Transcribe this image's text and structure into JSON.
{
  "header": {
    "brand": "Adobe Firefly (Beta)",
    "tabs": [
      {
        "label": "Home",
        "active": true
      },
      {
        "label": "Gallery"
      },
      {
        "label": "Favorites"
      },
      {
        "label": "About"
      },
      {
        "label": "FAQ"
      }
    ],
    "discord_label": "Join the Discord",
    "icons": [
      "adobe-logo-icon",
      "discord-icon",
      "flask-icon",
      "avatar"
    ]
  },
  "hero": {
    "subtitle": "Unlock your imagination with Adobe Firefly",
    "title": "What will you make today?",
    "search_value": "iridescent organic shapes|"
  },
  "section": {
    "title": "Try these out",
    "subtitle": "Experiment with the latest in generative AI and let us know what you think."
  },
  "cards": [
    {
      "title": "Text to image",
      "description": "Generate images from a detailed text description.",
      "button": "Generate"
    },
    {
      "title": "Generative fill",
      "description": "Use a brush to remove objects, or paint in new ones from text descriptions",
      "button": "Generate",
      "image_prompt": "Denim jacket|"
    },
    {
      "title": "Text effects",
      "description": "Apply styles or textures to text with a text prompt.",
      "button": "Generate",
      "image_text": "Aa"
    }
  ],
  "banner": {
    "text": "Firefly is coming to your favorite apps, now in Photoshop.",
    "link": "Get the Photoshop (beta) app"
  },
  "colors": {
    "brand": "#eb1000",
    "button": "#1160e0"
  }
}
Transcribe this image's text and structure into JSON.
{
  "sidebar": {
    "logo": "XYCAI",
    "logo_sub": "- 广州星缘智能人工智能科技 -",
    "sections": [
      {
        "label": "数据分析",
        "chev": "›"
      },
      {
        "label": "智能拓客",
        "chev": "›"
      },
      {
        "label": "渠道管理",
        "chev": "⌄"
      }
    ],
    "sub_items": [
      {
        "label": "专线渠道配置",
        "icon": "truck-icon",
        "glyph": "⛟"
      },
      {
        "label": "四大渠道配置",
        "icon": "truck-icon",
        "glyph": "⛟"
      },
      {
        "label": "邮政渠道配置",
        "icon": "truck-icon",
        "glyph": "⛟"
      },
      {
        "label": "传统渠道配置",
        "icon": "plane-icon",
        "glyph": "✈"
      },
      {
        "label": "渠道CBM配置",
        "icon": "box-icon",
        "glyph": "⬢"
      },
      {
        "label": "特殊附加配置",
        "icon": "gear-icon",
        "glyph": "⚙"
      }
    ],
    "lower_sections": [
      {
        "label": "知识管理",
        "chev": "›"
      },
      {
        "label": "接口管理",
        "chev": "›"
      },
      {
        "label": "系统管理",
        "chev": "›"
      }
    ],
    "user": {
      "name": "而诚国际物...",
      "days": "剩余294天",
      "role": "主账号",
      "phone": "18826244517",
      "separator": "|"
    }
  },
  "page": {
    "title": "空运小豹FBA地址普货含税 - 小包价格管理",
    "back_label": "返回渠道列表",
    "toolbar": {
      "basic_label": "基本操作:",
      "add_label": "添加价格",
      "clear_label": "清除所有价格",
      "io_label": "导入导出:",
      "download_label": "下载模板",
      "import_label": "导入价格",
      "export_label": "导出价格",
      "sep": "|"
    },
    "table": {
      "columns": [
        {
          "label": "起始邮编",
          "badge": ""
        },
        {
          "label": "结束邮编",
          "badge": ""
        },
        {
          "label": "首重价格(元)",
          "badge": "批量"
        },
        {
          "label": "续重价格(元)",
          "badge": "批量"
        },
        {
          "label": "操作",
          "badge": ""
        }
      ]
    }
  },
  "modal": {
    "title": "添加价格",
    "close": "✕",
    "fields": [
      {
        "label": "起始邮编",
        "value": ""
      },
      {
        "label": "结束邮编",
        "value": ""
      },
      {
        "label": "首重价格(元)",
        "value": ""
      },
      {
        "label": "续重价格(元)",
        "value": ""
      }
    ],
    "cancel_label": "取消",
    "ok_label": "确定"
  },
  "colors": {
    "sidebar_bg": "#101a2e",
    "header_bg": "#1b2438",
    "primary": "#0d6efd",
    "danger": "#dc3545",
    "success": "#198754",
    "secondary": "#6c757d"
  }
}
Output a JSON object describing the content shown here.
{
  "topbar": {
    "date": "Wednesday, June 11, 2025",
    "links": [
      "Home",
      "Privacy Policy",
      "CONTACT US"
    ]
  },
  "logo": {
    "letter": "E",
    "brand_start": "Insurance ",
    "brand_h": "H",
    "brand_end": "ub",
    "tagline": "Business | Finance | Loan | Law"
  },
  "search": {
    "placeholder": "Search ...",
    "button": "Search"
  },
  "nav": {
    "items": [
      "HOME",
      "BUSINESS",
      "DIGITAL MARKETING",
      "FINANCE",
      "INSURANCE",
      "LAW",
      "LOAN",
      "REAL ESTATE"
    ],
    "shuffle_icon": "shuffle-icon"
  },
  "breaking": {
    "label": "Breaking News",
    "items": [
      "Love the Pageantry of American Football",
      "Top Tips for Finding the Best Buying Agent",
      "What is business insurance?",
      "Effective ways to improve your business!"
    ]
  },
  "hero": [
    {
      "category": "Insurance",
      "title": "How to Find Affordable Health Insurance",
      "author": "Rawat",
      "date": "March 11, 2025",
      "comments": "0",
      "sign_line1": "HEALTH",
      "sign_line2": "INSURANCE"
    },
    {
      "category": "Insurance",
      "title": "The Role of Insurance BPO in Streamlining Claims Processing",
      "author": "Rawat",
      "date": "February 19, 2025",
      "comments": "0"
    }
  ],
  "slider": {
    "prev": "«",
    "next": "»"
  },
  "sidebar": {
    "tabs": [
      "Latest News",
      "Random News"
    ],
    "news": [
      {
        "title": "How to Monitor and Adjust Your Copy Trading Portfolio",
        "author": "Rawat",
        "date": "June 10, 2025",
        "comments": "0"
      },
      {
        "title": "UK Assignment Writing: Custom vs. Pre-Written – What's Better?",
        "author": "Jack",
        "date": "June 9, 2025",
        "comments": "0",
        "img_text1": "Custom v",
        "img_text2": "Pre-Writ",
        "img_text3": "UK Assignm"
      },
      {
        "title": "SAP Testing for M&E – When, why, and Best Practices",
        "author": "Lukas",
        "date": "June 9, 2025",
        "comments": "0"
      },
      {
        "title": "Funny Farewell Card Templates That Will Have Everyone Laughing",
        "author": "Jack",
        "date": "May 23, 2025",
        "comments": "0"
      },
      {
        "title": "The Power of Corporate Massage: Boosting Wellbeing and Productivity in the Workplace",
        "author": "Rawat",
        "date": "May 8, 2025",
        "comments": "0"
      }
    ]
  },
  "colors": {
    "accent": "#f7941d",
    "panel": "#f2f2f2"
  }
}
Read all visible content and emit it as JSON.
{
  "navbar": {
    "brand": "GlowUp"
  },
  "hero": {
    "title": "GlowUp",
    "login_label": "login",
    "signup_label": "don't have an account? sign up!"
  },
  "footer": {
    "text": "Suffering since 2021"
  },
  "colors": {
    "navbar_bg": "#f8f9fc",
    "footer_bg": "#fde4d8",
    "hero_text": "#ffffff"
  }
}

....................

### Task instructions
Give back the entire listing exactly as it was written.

### The completed task
Transcribe this image's text and structure into JSON.
{
  "header": {
    "brand": "Adobe Firefly (Beta)",
    "tabs": [
      {
        "label": "Home",
        "active": true
      },
      {
        "label": "Gallery"
      },
      {
        "label": "Favorites"
      },
      {
        "label": "About"
      },
      {
        "label": "FAQ"
      }
    ],
    "discord_label": "Join the Discord",
    "icons": [
      "adobe-logo-icon",
      "discord-icon",
      "flask-icon",
      "avatar"
    ]
  },
  "hero": {
    "subtitle": "Unlock your imagination with Adobe Firefly",
    "title": "What will you make today?",
    "search_value": "iridescent organic shapes|"
  },
  "section": {
    "title": "Try these out",
    "subtitle": "Experiment with the latest in generative AI and let us know what you think."
  },
  "cards": [
    {
      "title": "Text to image",
      "description": "Generate images from a detailed text description.",
      "button": "Generate"
    },
    {
      "title": "Generative fill",
      "description": "Use a brush to remove objects, or paint in new ones from text descriptions",
      "button": "Generate",
      "image_prompt": "Denim jacket|"
    },
    {
      "title": "Text effects",
      "description": "Apply styles or textures to text with a text prompt.",
      "button": "Generate",
      "image_text": "Aa"
    }
  ],
  "banner": {
    "text": "Firefly is coming to your favorite apps, now in Photoshop.",
    "link": "Get the Photoshop (beta) app"
  },
  "colors": {
    "brand": "#eb1000",
    "button": "#1160e0"
  }
}
Transcribe this image's text and structure into JSON.
{
  "sidebar": {
    "logo": "XYCAI",
    "logo_sub": "- 广州星缘智能人工智能科技 -",
    "sections": [
      {
        "label": "数据分析",
        "chev": "›"
      },
      {
        "label": "智能拓客",
        "chev": "›"
      },
      {
        "label": "渠道管理",
        "chev": "⌄"
      }
    ],
    "sub_items": [
      {
        "label": "专线渠道配置",
        "icon": "truck-icon",
        "glyph": "⛟"
      },
      {
        "label": "四大渠道配置",
        "icon": "truck-icon",
        "glyph": "⛟"
      },
      {
        "label": "邮政渠道配置",
        "icon": "truck-icon",
        "glyph": "⛟"
      },
      {
        "label": "传统渠道配置",
        "icon": "plane-icon",
        "glyph": "✈"
      },
      {
        "label": "渠道CBM配置",
        "icon": "box-icon",
        "glyph": "⬢"
      },
      {
        "label": "特殊附加配置",
        "icon": "gear-icon",
        "glyph": "⚙"
      }
    ],
    "lower_sections": [
      {
        "label": "知识管理",
        "chev": "›"
      },
      {
        "label": "接口管理",
        "chev": "›"
      },
      {
        "label": "系统管理",
        "chev": "›"
      }
    ],
    "user": {
      "name": "而诚国际物...",
      "days": "剩余294天",
      "role": "主账号",
      "phone": "18826244517",
      "separator": "|"
    }
  },
  "page": {
    "title": "空运小豹FBA地址普货含税 - 小包价格管理",
    "back_label": "返回渠道列表",
    "toolbar": {
      "basic_label": "基本操作:",
      "add_label": "添加价格",
      "clear_label": "清除所有价格",
      "io_label": "导入导出:",
      "download_label": "下载模板",
      "import_label": "导入价格",
      "export_label": "导出价格",
      "sep": "|"
    },
    "table": {
      "columns": [
        {
          "label": "起始邮编",
          "badge": ""
        },
        {
          "label": "结束邮编",
          "badge": ""
        },
        {
          "label": "首重价格(元)",
          "badge": "批量"
        },
        {
          "label": "续重价格(元)",
          "badge": "批量"
        },
        {
          "label": "操作",
          "badge": ""
        }
      ]
    }
  },
  "modal": {
    "title": "添加价格",
    "close": "✕",
    "fields": [
      {
        "label": "起始邮编",
        "value": ""
      },
      {
        "label": "结束邮编",
        "value": ""
      },
      {
        "label": "首重价格(元)",
        "value": ""
      },
      {
        "label": "续重价格(元)",
        "value": ""
      }
    ],
    "cancel_label": "取消",
    "ok_label": "确定"
  },
  "colors": {
    "sidebar_bg": "#101a2e",
    "header_bg": "#1b2438",
    "primary": "#0d6efd",
    "danger": "#dc3545",
    "success": "#198754",
    "secondary": "#6c757d"
  }
}
Output a JSON object describing the content shown here.
{
  "topbar": {
    "date": "Wednesday, June 11, 2025",
    "links": [
      "Home",
      "Privacy Policy",
      "CONTACT US"
    ]
  },
  "logo": {
    "letter": "E",
    "brand_start": "Insurance ",
    "brand_h": "H",
    "brand_end": "ub",
    "tagline": "Business | Finance | Loan | Law"
  },
  "search": {
    "placeholder": "Search ...",
    "button": "Search"
  },
  "nav": {
    "items": [
      "HOME",
      "BUSINESS",
      "DIGITAL MARKETING",
      "FINANCE",
      "INSURANCE",
      "LAW",
      "LOAN",
      "REAL ESTATE"
    ],
    "shuffle_icon": "shuffle-icon"
  },
  "breaking": {
    "label": "Breaking News",
    "items": [
      "Love the Pageantry of American Football",
      "Top Tips for Finding the Best Buying Agent",
      "What is business insurance?",
      "Effective ways to improve your business!"
    ]
  },
  "hero": [
    {
      "category": "Insurance",
      "title": "How to Find Affordable Health Insurance",
      "author": "Rawat",
      "date": "March 11, 2025",
      "comments": "0",
      "sign_line1": "HEALTH",
      "sign_line2": "INSURANCE"
    },
    {
      "category": "Insurance",
      "title": "The Role of Insurance BPO in Streamlining Claims Processing",
      "author": "Rawat",
      "date": "February 19, 2025",
      "comments": "0"
    }
  ],
  "slider": {
    "prev": "«",
    "next": "»"
  },
  "sidebar": {
    "tabs": [
      "Latest News",
      "Random News"
    ],
    "news": [
      {
        "title": "How to Monitor and Adjust Your Copy Trading Portfolio",
        "author": "Rawat",
        "date": "June 10, 2025",
        "comments": "0"
      },
      {
        "title": "UK Assignment Writing: Custom vs. Pre-Written – What's Better?",
        "author": "Jack",
        "date": "June 9, 2025",
        "comments": "0",
        "img_text1": "Custom v",
        "img_text2": "Pre-Writ",
        "img_text3": "UK Assignm"
      },
      {
        "title": "SAP Testing for M&E – When, why, and Best Practices",
        "author": "Lukas",
        "date": "June 9, 2025",
        "comments": "0"
      },
      {
        "title": "Funny Farewell Card Templates That Will Have Everyone Laughing",
        "author": "Jack",
        "date": "May 23, 2025",
        "comments": "0"
      },
      {
        "title": "The Power of Corporate Massage: Boosting Wellbeing and Productivity in the Workplace",
        "author": "Rawat",
        "date": "May 8, 2025",
        "comments": "0"
      }
    ]
  },
  "colors": {
    "accent": "#f7941d",
    "panel": "#f2f2f2"
  }
}
Read all visible content and emit it as JSON.
{
  "navbar": {
    "brand": "GlowUp"
  },
  "hero": {
    "title": "GlowUp",
    "login_label": "login",
    "signup_label": "don't have an account? sign up!"
  },
  "footer": {
    "text": "Suffering since 2021"
  },
  "colors": {
    "navbar_bg": "#f8f9fc",
    "footer_bg": "#fde4d8",
    "hero_text": "#ffffff"
  }
}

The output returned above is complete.